By Jeeni Criscenzo
It was in the back of my mind
in line with everything I’ve meant to do,
to visit you
and get a personal tour of your gardens.
But days flew by
and well, you know how it goes,
though our paths crossed occasionally
I never got there.
You were one of my first San Diego friends.
Met that day on Oceanside Beach
putting crosses in the sand.
Just saw you recently, too briefly,
at the Vets for Peace Convention.
If I’d known it would be the last time
I would have lingered,
but because I’d just been snubbed
by someone I thought was a friend,
I was feeling out of place
and eager to be elsewhere, anywhere.
You gave me that generous smile
that put me back together again.
Joe, I had it in mind
to visit you,
and your gardens,
get a personal tour,
you could tell me the names of all your favorites,
their little plant idiosyncrasies,
like they are grandchildren.
And maybe over tea we’d reminisce
about that letter you wrote
to your beloved Greg
about the wedding of Jeenie and Juan
(you never could get my named spelled correctly
– no matter).
It was such a beautiful letter,
about the toast we made just before cutting the cake
in what happened to be that space in time
when it was okay to marry whomever you loved
before it wasn’t again,
and then it would become okay again.
You told Greg that my words went straight to your heart
when I said I couldn’t imagine
not being allowed to marry the person I loved.
You wrote that if Greg was there
you would have gone as newlyweds.
You shared that fifteen years earlier
you had wed yourselves.
You ended saying

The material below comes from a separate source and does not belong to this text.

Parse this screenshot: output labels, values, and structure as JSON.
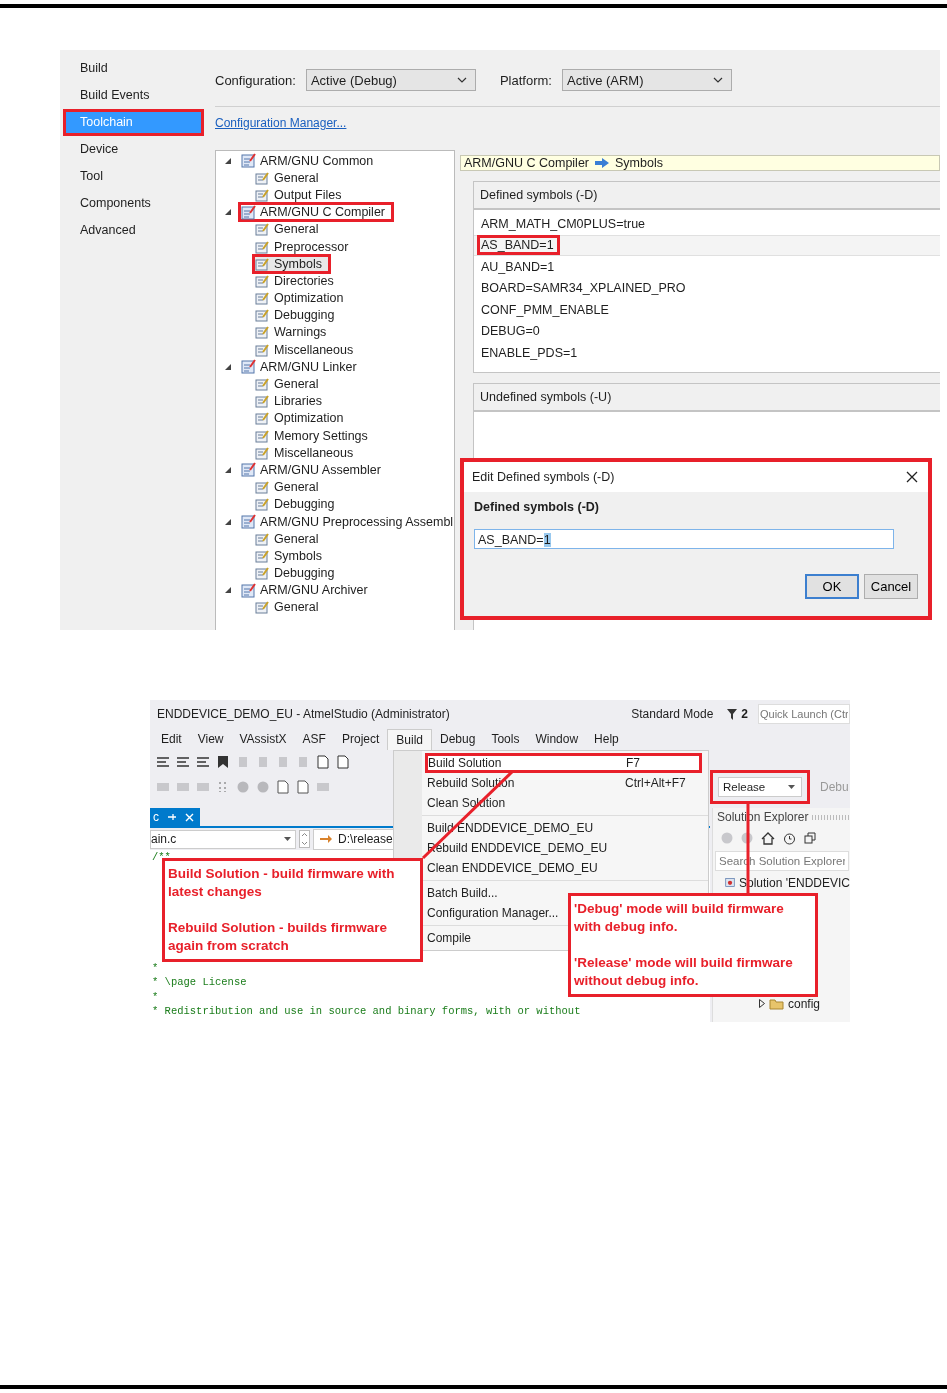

“And something else these institutions cannot do
is dissolve love after death.”
As I grieve today,
as I ponder the persistent questions that emerge
to torture our souls when life abruptly ends for someone dear:
Why am I here?
Does something of us linger
when the threshold of no longer being alive is crossed?
Is there justice, at last, in death?
Do those who suffer experience a balancing of the scales
with those who have caused suffering?
Where do those we love go?
Did you wonder if your dear Greg could actually read your letter,
as I am wondering if somehow you know I am writing this?
Does it matter?
Does anything matter if we’re all going to die for certain,
no matter what?
Did everything you did,
all the friends you made,
all the people you cared about,
all of those letters to the editor you wrote,
all of the protests you helped to organize,
all the crosses you placed in the sand…
did any of it make a difference?
You made a difference to me.
Your genuine smile
that made me feel valued,
it mattered to me.
we know it doesn’t matter that you didn’t finish,
that’s the thing with gardens
they are never finished
it’s the act of gardening that counts,
like love and friendship,
always a work in progress.
I meant to get up to Fallbrook,
to visit your garden and you.
Whose hands will pull the weeds now?
Whose feet will crunch the dried mulch on the paths?
Who will notice the birds and butterflies?
Who will imagine how to arrange the plants next season?
I hope you get to hang around a bit after dying.
Maybe Juan and I could meet you in your garden,
with Greg, and Tanja and Susan.
We could discuss the signs we’ll need for the climate march in December
You make the best signs…
why’d you have to go so soon?
We still have so much work to do,
and I didn’t realize how much I cherish you,
until I lost the chance to tell you so.
In memory of Joe Howard Crews who left us wanting more of him on October 27, 2015.
Read his touching letter to his husband Greg, written on the occasion of my marriage to Juan del Rio on June 2008 here.